About the Greenhouse
In 1987, plans were made to tear down the greenhouse on the roof of the Biological Sciences building and relocate a new facility on the west side of the building. In 1988, the current Biological Sciences greenhouse opened its doors.
Today, the 14-room facility houses the research projects of staff and graduate students as well as teaching materials for the various plant-related classes offered by the department.
The greenhouse itself is mostly a glass structure with an aluminum frame. Two east-to-west rows of rooms open out onto a central hallway with ridge vents. Fans in each room pull in air from this central hallway, through water soaked pads, to cool the rooms via evaporative cooling. Vertical unit heaters use steam to heat the greenhouse. Thermostats in each room control the temperature to each researcher's specifications.

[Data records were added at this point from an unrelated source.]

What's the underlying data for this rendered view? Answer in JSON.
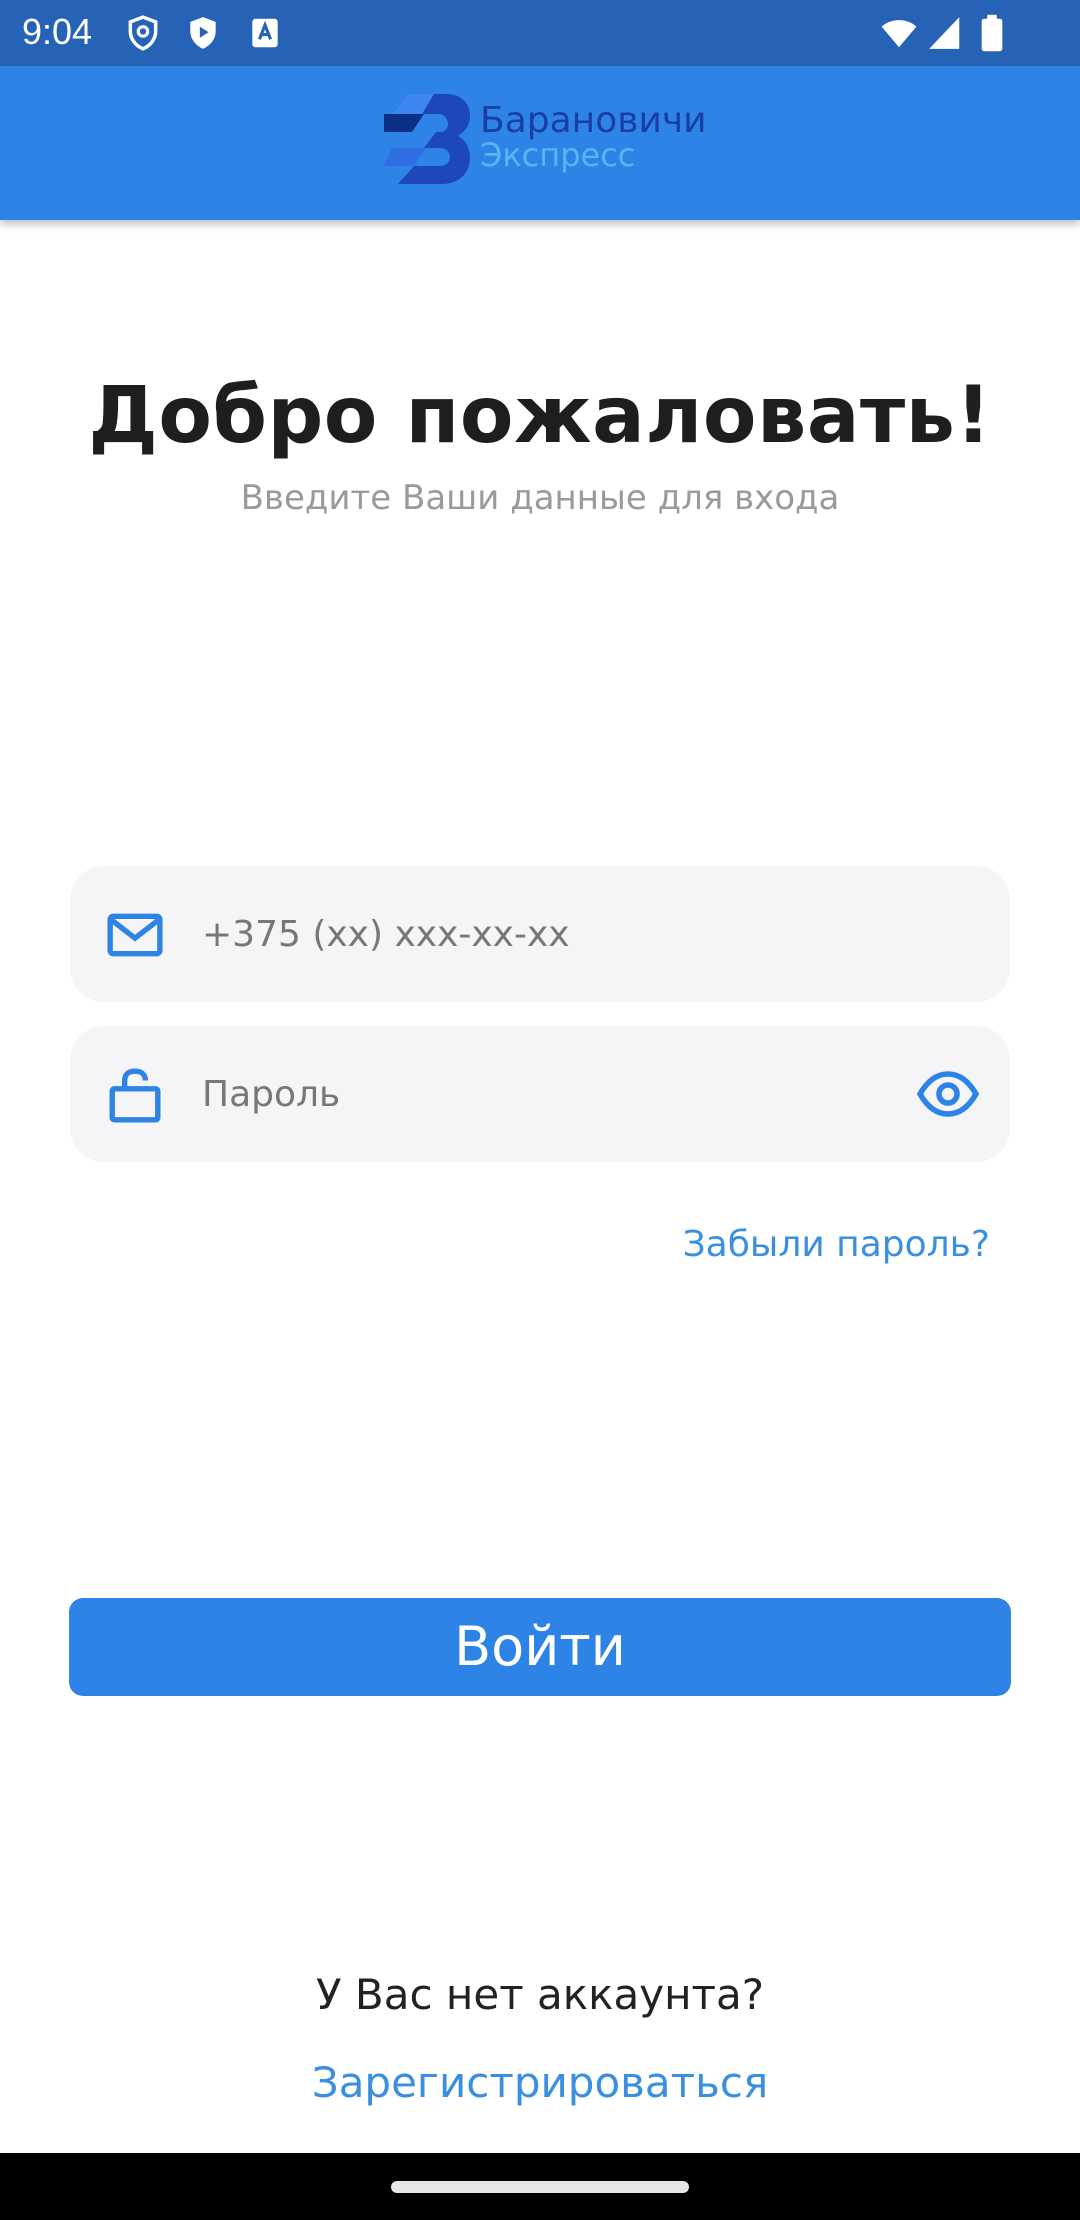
{
  "status_bar": {
    "time": "9:04",
    "icons": [
      "shield-icon",
      "play-store-icon",
      "font-icon",
      "wifi-icon",
      "signal-icon",
      "battery-icon"
    ]
  },
  "app_bar": {
    "logo_line1": "Барановичи",
    "logo_line2": "Экспресс",
    "logo_name": "baranovichi-express-logo"
  },
  "main": {
    "title": "Добро пожаловать!",
    "subtitle": "Введите Ваши данные для входа"
  },
  "form": {
    "phone_placeholder": "+375 (xx) xxx-xx-xx",
    "phone_value": "",
    "password_placeholder": "Пароль",
    "password_value": "",
    "forgot_label": "Забыли пароль?",
    "login_label": "Войти"
  },
  "footer": {
    "no_account": "У Вас нет аккаунта?",
    "register_label": "Зарегистрироваться"
  },
  "colors": {
    "status_bar": "#2663b6",
    "app_bar": "#2d84e6",
    "accent": "#2d84e6",
    "link": "#3a8fe0",
    "field_bg": "#f5f5f7"
  }
}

The water pumped through all the hoses and the automatic irrigation system in the greenhouse is reverse osmosis (R/O) water, which prevents the ill effects the plants could suffer from the city water high in salts. Once a week, all the plants are fed when fertilizer is injected into the water system. The plants are monitored for pests on a weekly basis and treated as needed.
More than half of the greenhouse space is devoted to research endeavors. Cotton is the main focus. Currently, six researchers, their post-doctoral associates, and their graduate students make use of this facility. Among them are physiologists, geneticists, and a taxonomist.
The rest of the greenhouse space is devoted to teaching. The introductory botany and plant physiology classes use various materials grown for them for their laboratory sections. Plant taxonomy and plant morphology classes use the existing collection of tropical and garden-variety plants to study their characteristics.
Two conservatory rooms contain various tropical specimens, many of which are grown from seed. An intermittent mist system gives these rooms the feel of a tropical rainforest. Some of the highlight plants include Banana (Musa sp.), Coffee, various palms, ferns, and orchids.